Tesla Service without a Local Service Center

I cannot say why I've waited so long to write this post, because what I'm about to write has endeared me to Tesla Motors, but let's just say I've been a busy boy and leave it there.

Before (and after) I ordered my Model S, the FAQ I was asked the most was, what about Tesla's service? Since I had no experience with the company, and for that matter, since the car had not debuted in Japan yet, I had no way to answer the question. I know that FUD (fear, uncertainty, and doubt) are part of the salespersons' selling arsenal, so when I was asked about service for Tesla, I assumed that was one of the tactics being used by the salespeople to fear me into buying a non-Tesla car.

There were two kinda big issues with my car and a few minor ones that were either present in my car when I got it or showed up not long after. The most glaring issue was a problem with the front sensor system. On that first trip to Oita for the paint coating—documented below—the car sensors were going off when there were no objects anywhere near the car. Without going into detail about the symptoms, the alarm was ringing one to four times during a routine red light traffic stop. While I could tolerate the noise (the only solution offered by the Tesla Motors forums community, an unacceptable one for me), I did not want to have to explain to the many people who were riding in my car for a trip or a test drive what the problem was. I sent some iPhone videos of the problem to my service representative, who called me several times while we were troubleshooting it. The first attempt to fix the sensors came in the form of a firmware update. That update turned out to be the same version of the 6.0 firmware I had on the car. It worked for a day or two, after which the problem resurfaced. After about a month of communicating, the Yokohama service center decided to send a technician to my house for a fix. They asked me at that time if there were any other issues, and I told him about the left-side handle not presenting itself at times, windshield wiper noise at really slow speed, the brakes making noise when wet, the tires losing air each week, and the chrome not lining up between door and body.

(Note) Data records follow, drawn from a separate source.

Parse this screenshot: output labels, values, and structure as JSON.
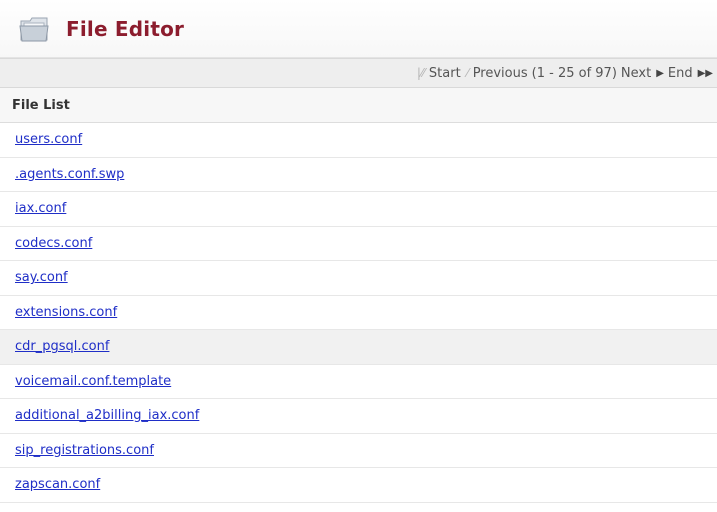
{
  "header": {
    "title": "File Editor",
    "icon": "folder-icon"
  },
  "pager": {
    "start_label": "Start",
    "previous_label": "Previous",
    "range_text": "(1 - 25 of 97)",
    "next_label": "Next",
    "end_label": "End"
  },
  "file_list": {
    "header": "File List",
    "files": [
      "users.conf",
      ".agents.conf.swp",
      "iax.conf",
      "codecs.conf",
      "say.conf",
      "extensions.conf",
      "cdr_pgsql.conf",
      "voicemail.conf.template",
      "additional_a2billing_iax.conf",
      "sip_registrations.conf",
      "zapscan.conf"
    ]
  },
  "colors": {
    "title": "#8c1d2e",
    "link": "#1f2ec7",
    "pager_bg": "#eeeeee",
    "highlight_row": "#f1f1f1"
  }
}
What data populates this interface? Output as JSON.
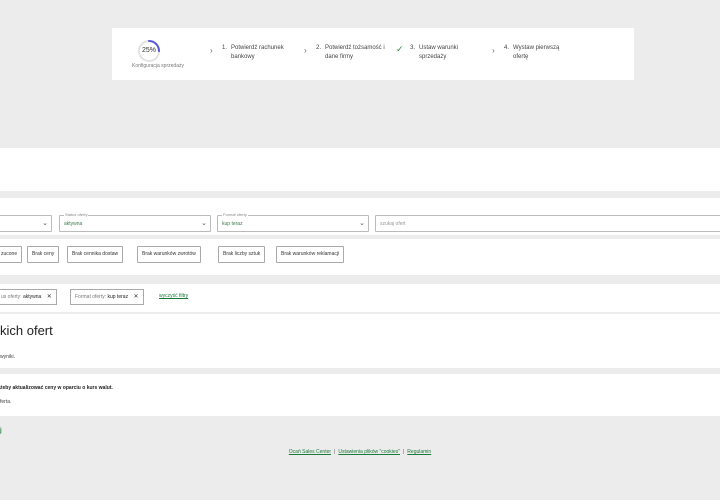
{
  "progress": {
    "percent_label": "25%",
    "percent_value": 25,
    "config_label": "Konfiguracja sprzedaży",
    "steps": [
      {
        "num": "1.",
        "label_line1": "Potwierdź rachunek",
        "label_line2": "bankowy"
      },
      {
        "num": "2.",
        "label_line1": "Potwierdź tożsamość i",
        "label_line2": "dane firmy"
      },
      {
        "num": "3.",
        "label_line1": "Ustaw warunki",
        "label_line2": "sprzedaży"
      },
      {
        "num": "4.",
        "label_line1": "Wystaw pierwszą",
        "label_line2": "ofertę"
      }
    ],
    "accent_color": "#5a58d8"
  },
  "filters": {
    "status": {
      "label": "Status oferty",
      "value": "aktywna"
    },
    "format": {
      "label": "Format oferty",
      "value": "kup teraz"
    },
    "search": {
      "placeholder": "szukaj ofert"
    }
  },
  "chips": [
    "zucone",
    "Brak ceny",
    "Brak cennika dostaw",
    "Brak warunków zwrotów",
    "Brak liczby sztuk",
    "Brak warunków reklamacji"
  ],
  "active_filters": {
    "tag1": {
      "key": "us oferty:",
      "value": "aktywna"
    },
    "tag2": {
      "key": "Format oferty:",
      "value": "kup teraz"
    },
    "clear_label": "wyczyść filtry"
  },
  "main": {
    "heading": "kich ofert",
    "results_text": "wyniki.",
    "notice_bold": "żeby aktualizować ceny w oparciu o kurs walut.",
    "notice_text": "ferta.",
    "green_fragment": "j"
  },
  "footer": {
    "link1": "Ocań Sales Center",
    "sep": "|",
    "link2": "Ustawienia plików \"cookies\"",
    "link3": "Regulamin"
  }
}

So an appointment was made in early February, and Mr. Shimizu from the Yokohama service center (If you're reading the Model S Test Blog, you know Mr. Shimizu; he came by again two weeks ago, and we had coffee at my house while he and his partner used my HPWC and went for ramen after) flew into town. He called when he got off the plane, and I offered to pick him up. He took a taxi and spent the next five hours working on my car in my garage. He replaced all the front sensors, and in doing that, he noticed that one of them was not seated properly. Despite me hand washing the car several times prior to this repair, I had not noticed anything off. I have not had a problem with the sensors since.

He took the left door apart and replaced the handle; it hasn't failed to present itself since.

We talked about the brakes. The issue with the squeaky sound is that with the regeneration system, we don't use the brakes much. Dirt, etc. builds up, which, when mixed with water, creates the sound. The solution is to use the brakes heavily once in a while to clean them off; that works like a charm. I recommend cleaning your brakes this way when you're driving alone or with someone who doesn't mind a bit of a quick stop. 

I learned that the 21" wheels I have use tires that are going to lose some air, especially in the winter. I check them weekly when it is cold outside. Now that it has warmed up a bit, those tires seem to hold air better. One quick comment on those 21" wheels and tires: I wanted to get the 19" for their better wear and more options on the kinds (brands and season) of tires that can be used. After driving on the 21" for four months now, I love them; they grip the road like no other car I've driven. 

The final issue I have has not been resolved yet, but that is by my choice. The chrome strips midway on the doors do not quite match up with those on the body. Mr. Shimizu could not line them up with the tools he had. When he returned to Yokohama, I was offered a loner car while they picked up my car and shipped it up to Yokohama to be worked on. I told the service center that it was a waste of money and Tesla resources to go through all that. I will get this done on one of my trips to the Kanto area.

When Mr. Shimizu was finished, my wife and I drove him back to the airport and thanked him a million times. He was very business-like and quite the professional. I sent email to the service center which I asked to be forwarded to his boss. Thank you again, Mr. Shimizu!

Here are a couple of shots from that day:

The Rocket opened up for sensor replacement

The Rocket opened up for sensor replacement

Thanks again, Mr. Shimizu! We say see you again!

Thanks again, Mr. Shimizu! We say see you again!